WHAT IS BEING ASKED
The following entries are to be repeated exactly, and the pictures are to be left behind.

DATA TO USE
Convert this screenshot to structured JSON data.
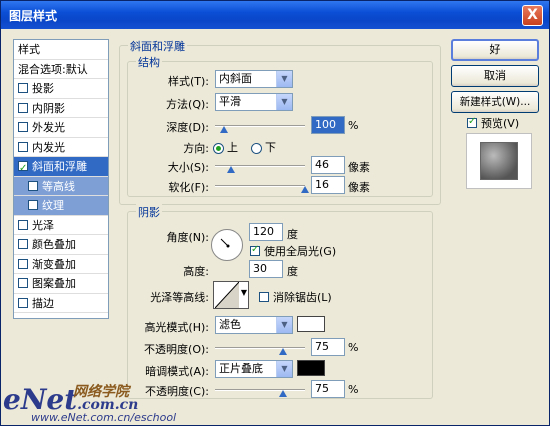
{
  "window": {
    "title": "图层样式",
    "close": "X"
  },
  "sidebar": {
    "items": [
      {
        "label": "样式",
        "type": "head"
      },
      {
        "label": "混合选项:默认",
        "type": "head"
      },
      {
        "label": "投影",
        "checked": false
      },
      {
        "label": "内阴影",
        "checked": false
      },
      {
        "label": "外发光",
        "checked": false
      },
      {
        "label": "内发光",
        "checked": false
      },
      {
        "label": "斜面和浮雕",
        "checked": true,
        "selected": true
      },
      {
        "label": "等高线",
        "checked": false,
        "sub": true
      },
      {
        "label": "纹理",
        "checked": false,
        "sub": true
      },
      {
        "label": "光泽",
        "checked": false
      },
      {
        "label": "颜色叠加",
        "checked": false
      },
      {
        "label": "渐变叠加",
        "checked": false
      },
      {
        "label": "图案叠加",
        "checked": false
      },
      {
        "label": "描边",
        "checked": false
      }
    ]
  },
  "bevel": {
    "group_title": "斜面和浮雕",
    "structure_title": "结构",
    "style_label": "样式(T):",
    "style_value": "内斜面",
    "technique_label": "方法(Q):",
    "technique_value": "平滑",
    "depth_label": "深度(D):",
    "depth_value": "100",
    "depth_unit": "%",
    "depth_fraction": 0.1,
    "direction_label": "方向:",
    "dir_up": "上",
    "dir_down": "下",
    "size_label": "大小(S):",
    "size_value": "46",
    "size_unit": "像素",
    "size_fraction": 0.18,
    "soften_label": "软化(F):",
    "soften_value": "16",
    "soften_unit": "像素",
    "soften_fraction": 1.0
  },
  "shading": {
    "group_title": "阴影",
    "angle_label": "角度(N):",
    "angle_value": "120",
    "angle_unit": "度",
    "global_light": "使用全局光(G)",
    "altitude_label": "高度:",
    "altitude_value": "30",
    "altitude_unit": "度",
    "gloss_label": "光泽等高线:",
    "antialias": "消除锯齿(L)",
    "highlight_label": "高光模式(H):",
    "highlight_value": "滤色",
    "highlight_color": "#ffffff",
    "hl_opacity_label": "不透明度(O):",
    "hl_opacity_value": "75",
    "hl_opacity_unit": "%",
    "hl_fraction": 0.75,
    "shadow_label": "暗调模式(A):",
    "shadow_value": "正片叠底",
    "shadow_color": "#000000",
    "sh_opacity_label": "不透明度(C):",
    "sh_opacity_value": "75",
    "sh_opacity_unit": "%",
    "sh_fraction": 0.75
  },
  "buttons": {
    "ok": "好",
    "cancel": "取消",
    "new_style": "新建样式(W)...",
    "preview": "预览(V)"
  },
  "watermark": {
    "brand": "eNet",
    "domain": ".com.cn",
    "site": "网络学院",
    "url": "www.eNet.com.cn/eschool"
  }
}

EXPECTED ANSWER
Convert this screenshot to structured JSON data.
{
  "window": {
    "title": "图层样式",
    "close": "X"
  },
  "sidebar": {
    "items": [
      {
        "label": "样式",
        "type": "head"
      },
      {
        "label": "混合选项:默认",
        "type": "head"
      },
      {
        "label": "投影",
        "checked": false
      },
      {
        "label": "内阴影",
        "checked": false
      },
      {
        "label": "外发光",
        "checked": false
      },
      {
        "label": "内发光",
        "checked": false
      },
      {
        "label": "斜面和浮雕",
        "checked": true,
        "selected": true
      },
      {
        "label": "等高线",
        "checked": false,
        "sub": true
      },
      {
        "label": "纹理",
        "checked": false,
        "sub": true
      },
      {
        "label": "光泽",
        "checked": false
      },
      {
        "label": "颜色叠加",
        "checked": false
      },
      {
        "label": "渐变叠加",
        "checked": false
      },
      {
        "label": "图案叠加",
        "checked": false
      },
      {
        "label": "描边",
        "checked": false
      }
    ]
  },
  "bevel": {
    "group_title": "斜面和浮雕",
    "structure_title": "结构",
    "style_label": "样式(T):",
    "style_value": "内斜面",
    "technique_label": "方法(Q):",
    "technique_value": "平滑",
    "depth_label": "深度(D):",
    "depth_value": "100",
    "depth_unit": "%",
    "depth_fraction": 0.1,
    "direction_label": "方向:",
    "dir_up": "上",
    "dir_down": "下",
    "size_label": "大小(S):",
    "size_value": "46",
    "size_unit": "像素",
    "size_fraction": 0.18,
    "soften_label": "软化(F):",
    "soften_value": "16",
    "soften_unit": "像素",
    "soften_fraction": 1.0
  },
  "shading": {
    "group_title": "阴影",
    "angle_label": "角度(N):",
    "angle_value": "120",
    "angle_unit": "度",
    "global_light": "使用全局光(G)",
    "altitude_label": "高度:",
    "altitude_value": "30",
    "altitude_unit": "度",
    "gloss_label": "光泽等高线:",
    "antialias": "消除锯齿(L)",
    "highlight_label": "高光模式(H):",
    "highlight_value": "滤色",
    "highlight_color": "#ffffff",
    "hl_opacity_label": "不透明度(O):",
    "hl_opacity_value": "75",
    "hl_opacity_unit": "%",
    "hl_fraction": 0.75,
    "shadow_label": "暗调模式(A):",
    "shadow_value": "正片叠底",
    "shadow_color": "#000000",
    "sh_opacity_label": "不透明度(C):",
    "sh_opacity_value": "75",
    "sh_opacity_unit": "%",
    "sh_fraction": 0.75
  },
  "buttons": {
    "ok": "好",
    "cancel": "取消",
    "new_style": "新建样式(W)...",
    "preview": "预览(V)"
  },
  "watermark": {
    "brand": "eNet",
    "domain": ".com.cn",
    "site": "网络学院",
    "url": "www.eNet.com.cn/eschool"
  }
}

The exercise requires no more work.